■ What the exercise asks ■
Show each line in the listing below that contains the word "text".

■ Dataset extract ■
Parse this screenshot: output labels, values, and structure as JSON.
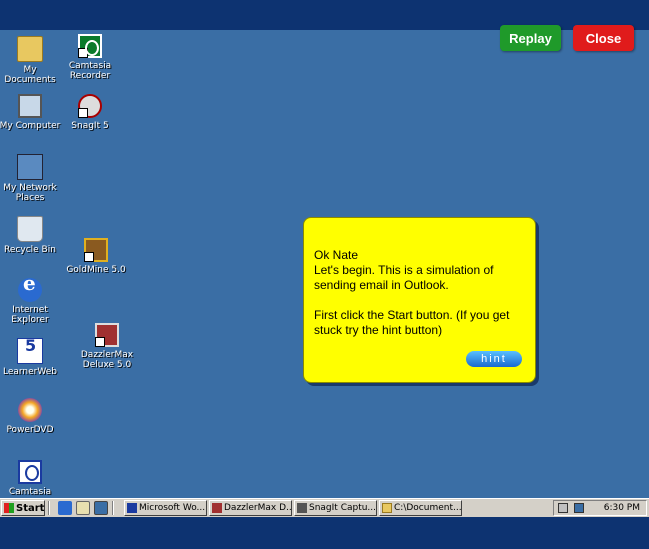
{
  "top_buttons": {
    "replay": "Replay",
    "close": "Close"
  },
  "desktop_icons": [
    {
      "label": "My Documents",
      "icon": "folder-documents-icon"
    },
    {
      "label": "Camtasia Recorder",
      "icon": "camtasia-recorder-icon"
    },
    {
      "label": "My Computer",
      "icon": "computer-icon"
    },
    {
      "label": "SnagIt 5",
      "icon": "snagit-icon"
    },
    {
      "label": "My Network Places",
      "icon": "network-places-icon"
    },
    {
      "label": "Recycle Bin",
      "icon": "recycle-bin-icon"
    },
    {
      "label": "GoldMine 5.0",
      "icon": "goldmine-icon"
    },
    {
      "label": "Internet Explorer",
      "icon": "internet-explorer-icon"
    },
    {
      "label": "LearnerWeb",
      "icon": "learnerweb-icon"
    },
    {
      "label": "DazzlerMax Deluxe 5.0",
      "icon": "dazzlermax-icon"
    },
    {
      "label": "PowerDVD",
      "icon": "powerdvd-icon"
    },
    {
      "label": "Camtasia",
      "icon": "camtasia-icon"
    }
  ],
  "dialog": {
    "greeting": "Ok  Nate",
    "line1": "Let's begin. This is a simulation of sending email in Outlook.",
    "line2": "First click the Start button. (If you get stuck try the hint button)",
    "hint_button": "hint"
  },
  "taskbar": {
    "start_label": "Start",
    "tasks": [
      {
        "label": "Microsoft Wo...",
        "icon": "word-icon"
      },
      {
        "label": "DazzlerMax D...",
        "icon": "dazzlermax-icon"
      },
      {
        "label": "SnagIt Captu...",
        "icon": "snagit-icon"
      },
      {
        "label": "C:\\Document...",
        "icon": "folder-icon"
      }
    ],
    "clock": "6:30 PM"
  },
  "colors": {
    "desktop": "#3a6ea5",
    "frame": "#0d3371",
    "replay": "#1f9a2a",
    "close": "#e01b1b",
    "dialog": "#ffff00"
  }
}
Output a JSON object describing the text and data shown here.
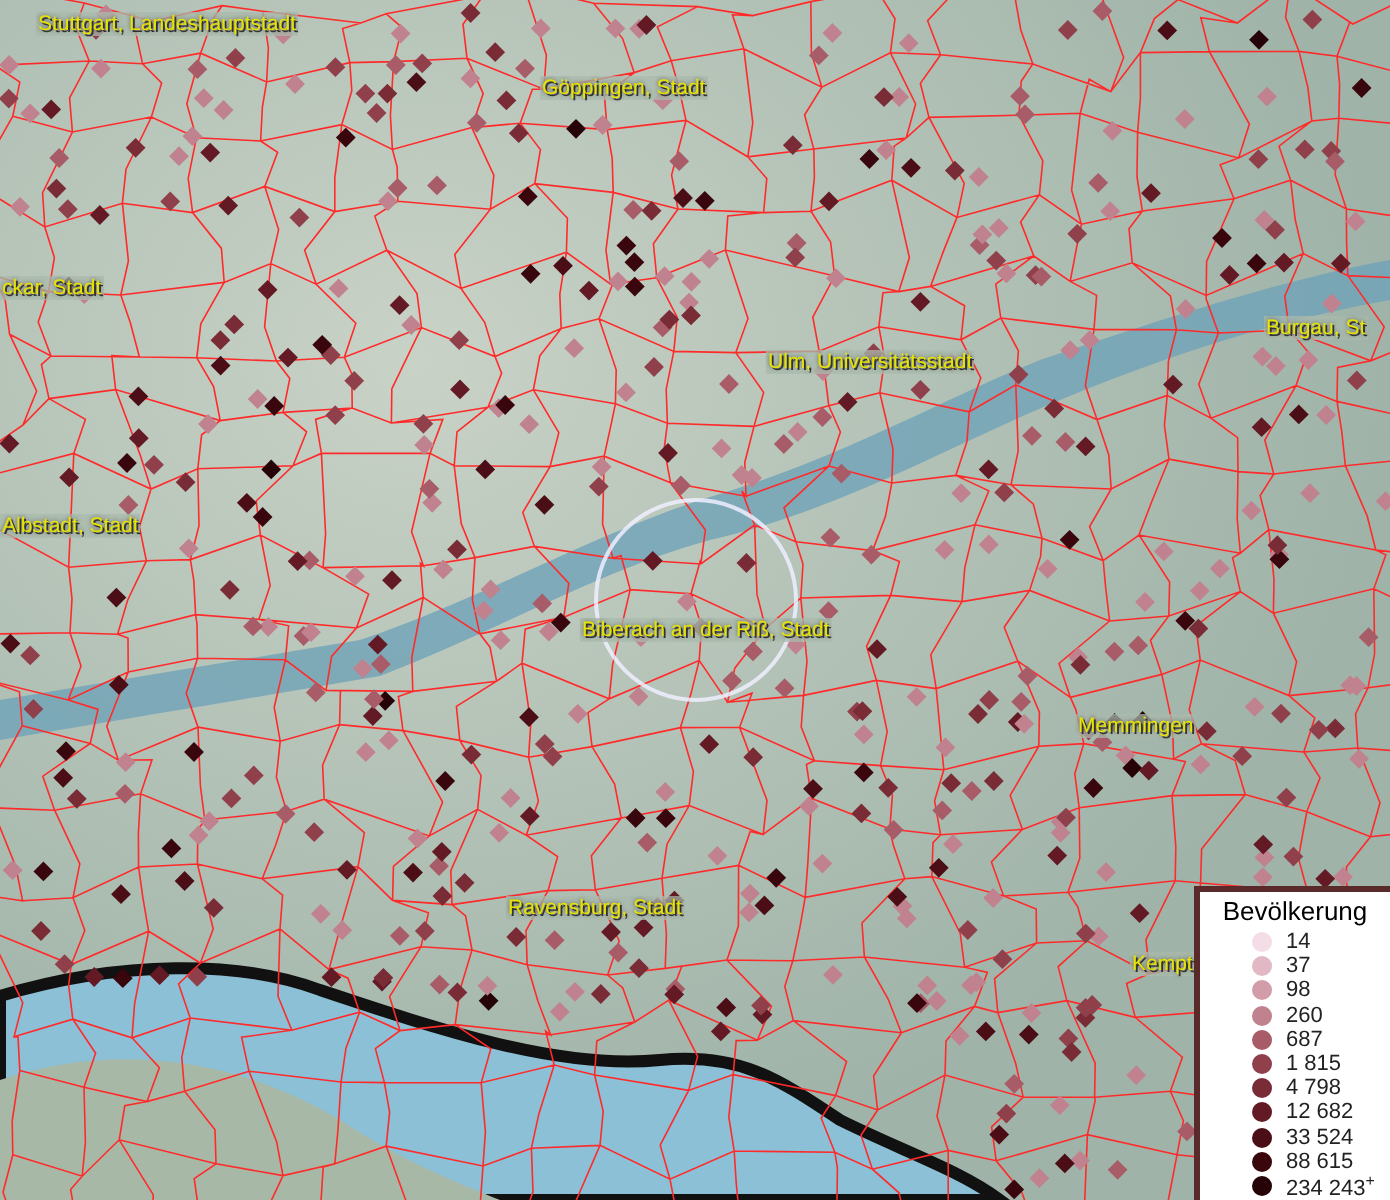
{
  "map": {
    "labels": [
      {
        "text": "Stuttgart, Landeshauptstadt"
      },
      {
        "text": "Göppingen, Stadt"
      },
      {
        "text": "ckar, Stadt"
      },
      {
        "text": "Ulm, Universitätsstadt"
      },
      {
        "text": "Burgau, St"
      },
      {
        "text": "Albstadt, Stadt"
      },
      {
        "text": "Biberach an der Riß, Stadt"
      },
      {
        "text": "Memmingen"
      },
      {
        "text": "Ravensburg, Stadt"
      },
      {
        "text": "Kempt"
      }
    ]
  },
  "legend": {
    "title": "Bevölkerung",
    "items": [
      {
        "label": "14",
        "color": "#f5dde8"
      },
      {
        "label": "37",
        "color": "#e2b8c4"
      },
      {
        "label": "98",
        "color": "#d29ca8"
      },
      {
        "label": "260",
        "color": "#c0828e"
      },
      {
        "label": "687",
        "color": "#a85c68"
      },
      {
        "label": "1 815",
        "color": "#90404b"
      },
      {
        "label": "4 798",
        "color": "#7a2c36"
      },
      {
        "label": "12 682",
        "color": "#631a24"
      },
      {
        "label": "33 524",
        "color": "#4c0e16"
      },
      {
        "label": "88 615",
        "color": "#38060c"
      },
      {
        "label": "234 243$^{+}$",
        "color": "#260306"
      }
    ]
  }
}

■ Solution ■
Output a JSON object describing the text and data shown here.
        "text": "Stuttgart, Landeshauptstadt"
        "text": "Göppingen, Stadt"
        "text": "ckar, Stadt"
        "text": "Ulm, Universitätsstadt"
        "text": "Burgau, St"
        "text": "Albstadt, Stadt"
        "text": "Biberach an der Riß, Stadt"
        "text": "Memmingen"
        "text": "Ravensburg, Stadt"
        "text": "Kempt"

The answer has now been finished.